Every volunteer reported to the HVO project director on their work following an assignment. Their reports, which included the results of their evaluations, led the project director to revise the curriculum to improve the quality of the technicians’ education. These evaluations also helped guide the next volunteers in their work with the students; when exams demonstrated that students had not grasped a concept, volunteers could revisit lessons.

The overall impact of using objectives and evaluation resulted in a comprehensive curriculum that educated rehab techs so they could effectively serve their community. Other health institutions in Haiti have since adopted the rehabilitation technician curriculum, continuing to produce new techs, while the site of HVO’s original project in Haiti has transitioned to a continuing education focus. The current project builds on the objectives and learning goals of the rehabilitation technician curriculum, guiding volunteers in their continuing education teaching plans. As one volunteer observed of the graduates at HVO’s project site:

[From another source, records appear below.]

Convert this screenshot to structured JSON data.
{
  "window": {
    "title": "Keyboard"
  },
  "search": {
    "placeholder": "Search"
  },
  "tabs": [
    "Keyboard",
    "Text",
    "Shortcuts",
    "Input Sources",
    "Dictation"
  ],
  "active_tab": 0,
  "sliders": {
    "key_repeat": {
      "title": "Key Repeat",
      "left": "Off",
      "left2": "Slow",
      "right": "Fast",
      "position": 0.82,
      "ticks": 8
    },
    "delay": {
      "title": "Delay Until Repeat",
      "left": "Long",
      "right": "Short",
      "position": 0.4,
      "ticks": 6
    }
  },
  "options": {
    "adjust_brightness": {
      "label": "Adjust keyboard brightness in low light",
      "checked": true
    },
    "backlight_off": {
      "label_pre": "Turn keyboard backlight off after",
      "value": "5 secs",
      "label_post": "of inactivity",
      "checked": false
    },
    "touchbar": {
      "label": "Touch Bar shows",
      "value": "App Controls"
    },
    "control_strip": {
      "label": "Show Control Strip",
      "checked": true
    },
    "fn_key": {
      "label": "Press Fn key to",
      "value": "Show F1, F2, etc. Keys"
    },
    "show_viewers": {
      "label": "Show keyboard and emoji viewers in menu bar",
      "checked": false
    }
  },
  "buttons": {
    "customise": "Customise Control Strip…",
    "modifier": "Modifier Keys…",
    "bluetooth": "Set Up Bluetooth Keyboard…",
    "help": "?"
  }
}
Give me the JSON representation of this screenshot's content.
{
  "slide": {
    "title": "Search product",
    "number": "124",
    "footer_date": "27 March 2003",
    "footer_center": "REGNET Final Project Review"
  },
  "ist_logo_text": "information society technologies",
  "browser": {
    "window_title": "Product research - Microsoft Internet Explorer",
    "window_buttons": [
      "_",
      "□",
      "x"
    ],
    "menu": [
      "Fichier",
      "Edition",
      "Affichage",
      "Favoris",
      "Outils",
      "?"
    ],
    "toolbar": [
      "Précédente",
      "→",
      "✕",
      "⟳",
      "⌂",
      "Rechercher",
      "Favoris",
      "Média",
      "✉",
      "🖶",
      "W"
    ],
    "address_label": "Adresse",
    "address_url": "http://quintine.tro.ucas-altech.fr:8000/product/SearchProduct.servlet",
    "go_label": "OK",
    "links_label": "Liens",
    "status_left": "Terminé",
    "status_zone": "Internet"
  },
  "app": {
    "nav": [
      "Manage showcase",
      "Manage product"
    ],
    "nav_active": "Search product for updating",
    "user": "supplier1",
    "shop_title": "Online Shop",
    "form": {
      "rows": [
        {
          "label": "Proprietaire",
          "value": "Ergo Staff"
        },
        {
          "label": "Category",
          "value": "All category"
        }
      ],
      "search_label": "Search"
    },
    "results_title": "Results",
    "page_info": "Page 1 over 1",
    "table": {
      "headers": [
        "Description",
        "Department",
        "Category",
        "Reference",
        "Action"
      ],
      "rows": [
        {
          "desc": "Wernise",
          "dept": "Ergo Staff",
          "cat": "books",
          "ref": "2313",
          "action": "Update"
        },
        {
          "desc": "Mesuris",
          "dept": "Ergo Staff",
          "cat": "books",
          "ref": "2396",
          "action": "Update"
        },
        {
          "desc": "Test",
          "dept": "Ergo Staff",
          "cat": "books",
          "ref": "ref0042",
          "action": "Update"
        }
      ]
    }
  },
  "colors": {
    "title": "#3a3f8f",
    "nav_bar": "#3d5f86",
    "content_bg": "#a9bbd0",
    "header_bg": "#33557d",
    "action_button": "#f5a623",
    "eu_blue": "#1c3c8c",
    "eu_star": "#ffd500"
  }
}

The feelings that I have as I look back are positive. The techs have been taught and trained well. As long as they are challenged they will stay engaged. It will be a pleasure to hear about their progress in the future.

Accountability is essential for successful education programs and projects. As HVO has learned, clear, measurable objectives and evaluation tools ensure the work of our volunteers improves patient care by effectively educating and empowering local health workers.

Learn about Health Volunteers Overseas (HVO).

For more than 28 years, Health Volunteers Overseas (HVO) has worked to improve global health through the education, training and professional development of health care providers in resource-scarce countries. HVO designs projects in partnership with local health institutions, creating projects focused on the educational needs of local providers that address the health care challenges of their local communities in the areas of trauma care, child and maternal health, essential surgery, cancer care, rehabilitation, and more. HVO volunteers are trained health care professionals – physicians, nurses, dentists, physical therapists and others – willing to donate their time and expertise to work side-by-side with their colleagues overseas. They provide lectures, bedside training, curriculum development, mentoring and guidance to their colleagues in 25 resource-scarce countries around the world. Learn more at www.hvousa.org.